Scientists are teaching robots to watch how-to videos and derive a series of step-by-step instructions to perform a task, an advance that may help future 'personal robots' to do everyday housework such as cooking and washing dishes.
The researchers at the Cornell University in New York call their project "RoboWatch." There is a common underlying structure to most how-to videos and there is plenty of source material available, researchers said.
YouTube offers 180,000 videos on "How to make an omelet" and 281,000 on "How to tie a bowtie." By scanning multiple videos on the same task, a computer can find what they all have in common and reduce that to simple step-by-step instructions in natural language.
People post all these videos "to help people or maybe just to show off," said graduate student Ozan Sener, lead author of a paper on the method presented at the International Conference on Computer Vision in Chile.
The work is aimed at a future when we may have "personal robots" to perform everyday housework - cooking, washing dishes, doing the laundry, feeding the cat - as well as to assist the elderly and people with disabilities, researchers said.
A key feature of the system is that it is "unsupervised," said Sener who collaborated with colleagues at Stanford University, where he is currently a visiting researcher. In most previous work, robot learning is accomplished by having a human explain what the robot is observing - for example, teaching a robot to recognise objects by showing it pictures of the objects while a human labels them by name.
In the new method, a robot with a job to do can look up the instructions and figure them out for itself. Faced with an unfamiliar task, the robot's computer brain begins by sending a query to YouTube to find a collection of how-to videos on the topic.

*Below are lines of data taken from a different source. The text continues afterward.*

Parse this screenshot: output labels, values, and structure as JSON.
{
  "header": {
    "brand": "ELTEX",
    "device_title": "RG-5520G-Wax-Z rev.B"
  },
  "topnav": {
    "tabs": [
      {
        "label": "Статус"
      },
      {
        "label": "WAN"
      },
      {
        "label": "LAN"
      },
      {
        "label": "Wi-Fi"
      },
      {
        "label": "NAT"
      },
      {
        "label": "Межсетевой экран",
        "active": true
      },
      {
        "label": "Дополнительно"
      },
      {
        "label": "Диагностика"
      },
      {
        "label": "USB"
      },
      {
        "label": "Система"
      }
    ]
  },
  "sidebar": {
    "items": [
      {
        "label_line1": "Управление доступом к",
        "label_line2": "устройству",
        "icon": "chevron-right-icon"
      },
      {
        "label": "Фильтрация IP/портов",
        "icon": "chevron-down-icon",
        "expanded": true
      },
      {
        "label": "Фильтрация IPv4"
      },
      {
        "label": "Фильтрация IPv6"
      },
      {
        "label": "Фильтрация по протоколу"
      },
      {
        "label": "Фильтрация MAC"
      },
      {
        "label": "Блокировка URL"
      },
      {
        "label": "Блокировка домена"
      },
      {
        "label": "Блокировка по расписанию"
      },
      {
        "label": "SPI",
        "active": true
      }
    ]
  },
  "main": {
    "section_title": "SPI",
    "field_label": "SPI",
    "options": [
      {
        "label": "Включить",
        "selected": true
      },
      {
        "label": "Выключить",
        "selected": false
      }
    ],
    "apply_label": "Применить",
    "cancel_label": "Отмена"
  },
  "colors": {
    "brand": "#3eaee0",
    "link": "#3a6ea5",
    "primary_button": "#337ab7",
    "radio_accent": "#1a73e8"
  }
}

The algorithm includes routines to omit "outliers" videos that fit the keywords but are not instructional. The computer scans the videos frame by frame, looking for objects that appear often, and reads the accompanying narration - using subtitles - looking for frequently repeated words.
Using these markers it matches similar segments in the various videos and orders them into a single sequence. From the subtitles of that sequence it can produce written instructions. In other research, robots have learned to perform tasks by listening to verbal instructions from a human.
In the future, information from other sources such as Wikipedia might be added. The learned knowledge from the YouTube videos is made available via RoboBrain, an online knowledge base robots anywhere can consult to help them do their jobs.